Interface dataset entries:
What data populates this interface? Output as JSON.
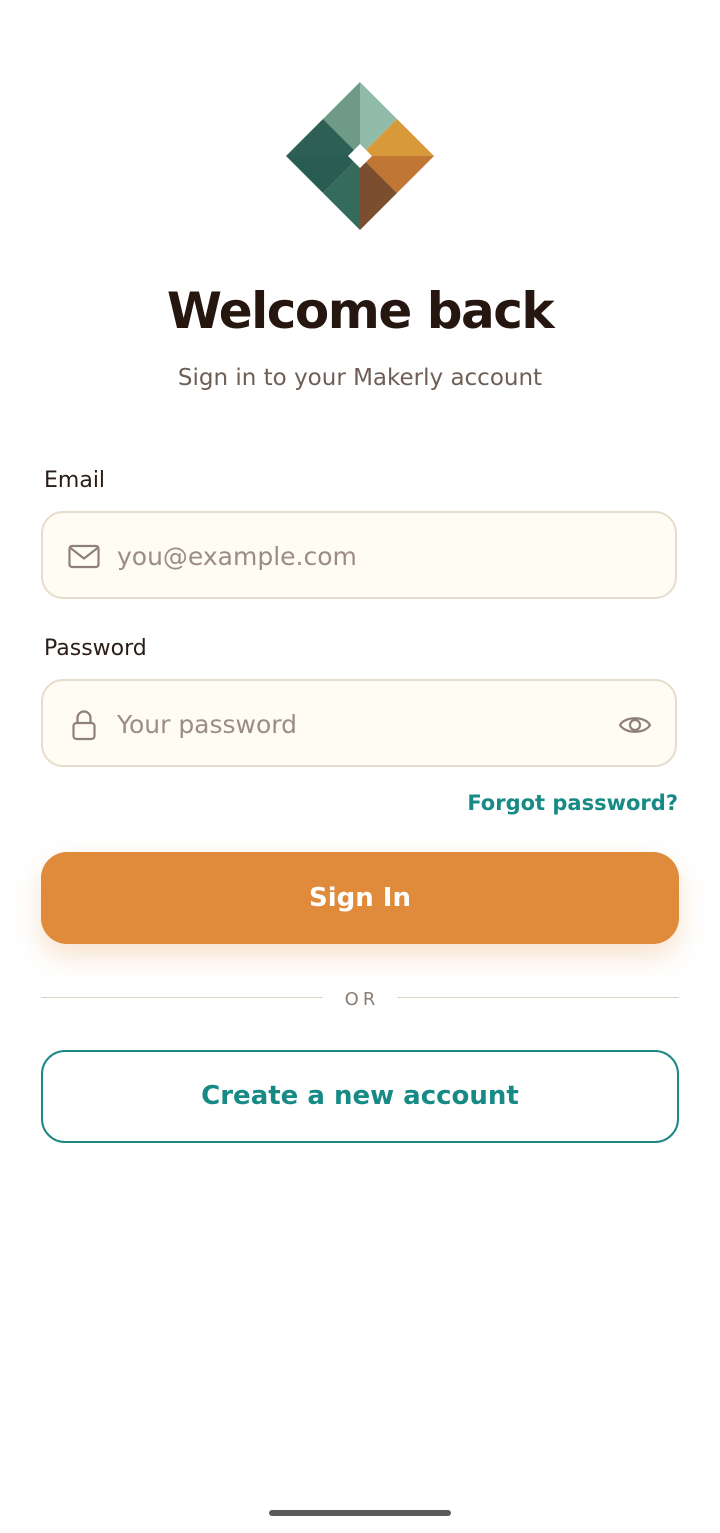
{
  "brand": {
    "logo_icon": "makerly-diamond-logo",
    "colors": {
      "accent": "#e08b3c",
      "teal": "#178a85",
      "text": "#25160f",
      "muted": "#6e5e55",
      "field_bg": "#fffcf4",
      "field_border": "#e6dccb"
    }
  },
  "header": {
    "title": "Welcome back",
    "subtitle": "Sign in to your Makerly account"
  },
  "form": {
    "email": {
      "label": "Email",
      "placeholder": "you@example.com",
      "value": "",
      "icon": "mail-icon"
    },
    "password": {
      "label": "Password",
      "placeholder": "Your password",
      "value": "",
      "icon": "lock-icon",
      "toggle_icon": "eye-icon"
    },
    "forgot_label": "Forgot password?",
    "submit_label": "Sign In"
  },
  "divider": {
    "label": "OR"
  },
  "secondary": {
    "create_label": "Create a new account"
  }
}
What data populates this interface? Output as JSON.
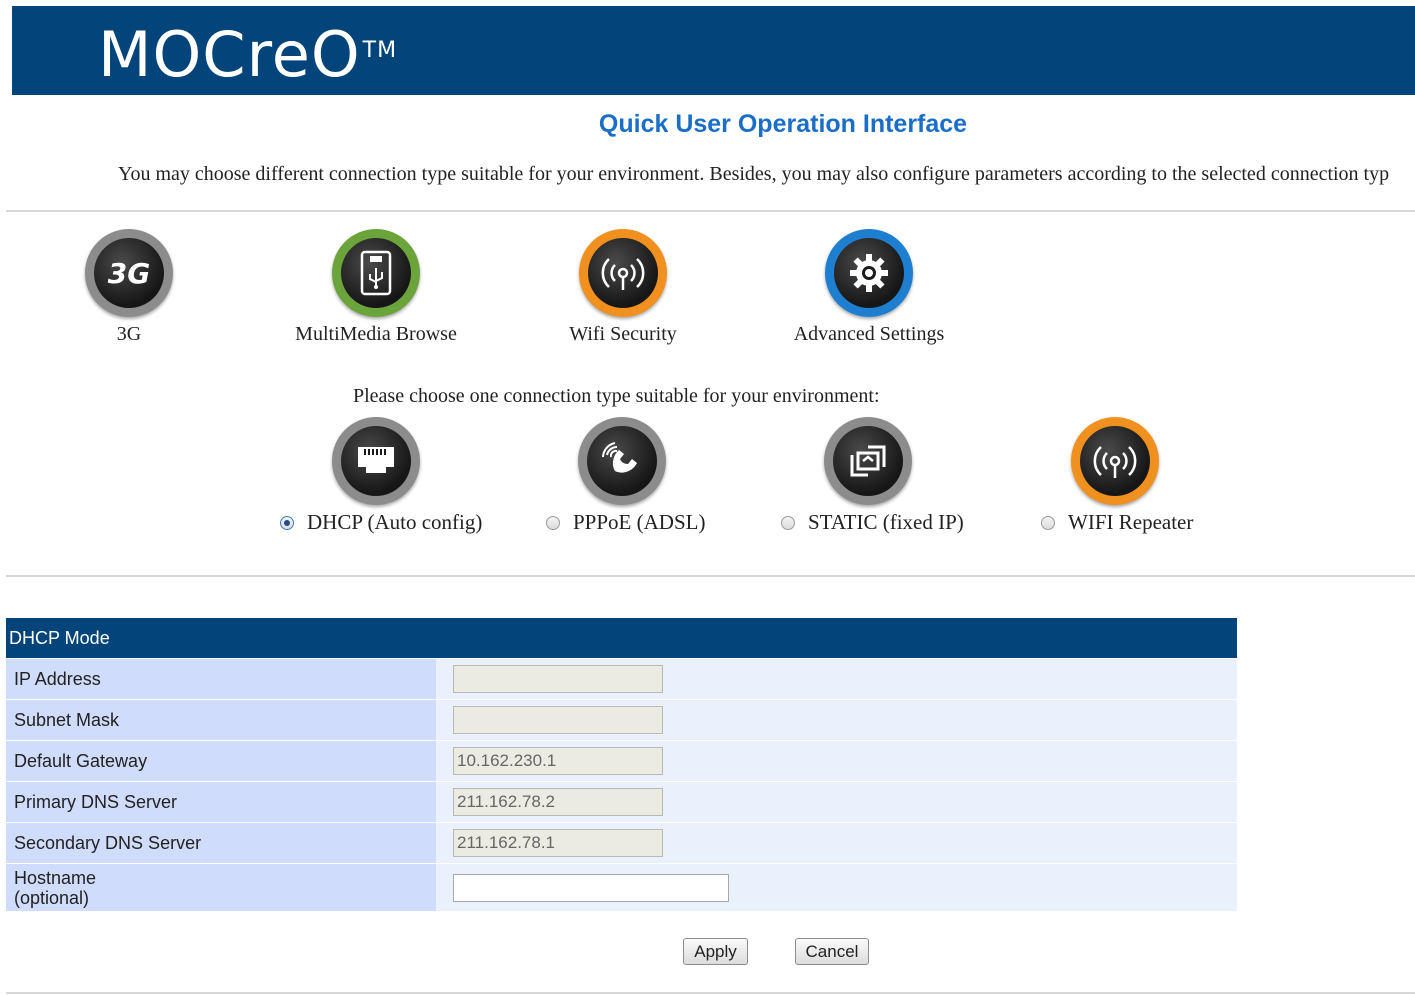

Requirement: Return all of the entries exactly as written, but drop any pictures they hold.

Written solution:
What data populates this interface? Output as JSON.
{
  "brand": {
    "logo_icon": "makerly-diamond-logo",
    "colors": {
      "accent": "#e08b3c",
      "teal": "#178a85",
      "text": "#25160f",
      "muted": "#6e5e55",
      "field_bg": "#fffcf4",
      "field_border": "#e6dccb"
    }
  },
  "header": {
    "title": "Welcome back",
    "subtitle": "Sign in to your Makerly account"
  },
  "form": {
    "email": {
      "label": "Email",
      "placeholder": "you@example.com",
      "value": "",
      "icon": "mail-icon"
    },
    "password": {
      "label": "Password",
      "placeholder": "Your password",
      "value": "",
      "icon": "lock-icon",
      "toggle_icon": "eye-icon"
    },
    "forgot_label": "Forgot password?",
    "submit_label": "Sign In"
  },
  "divider": {
    "label": "OR"
  },
  "secondary": {
    "create_label": "Create a new account"
  }
}
What data populates this interface? Output as JSON.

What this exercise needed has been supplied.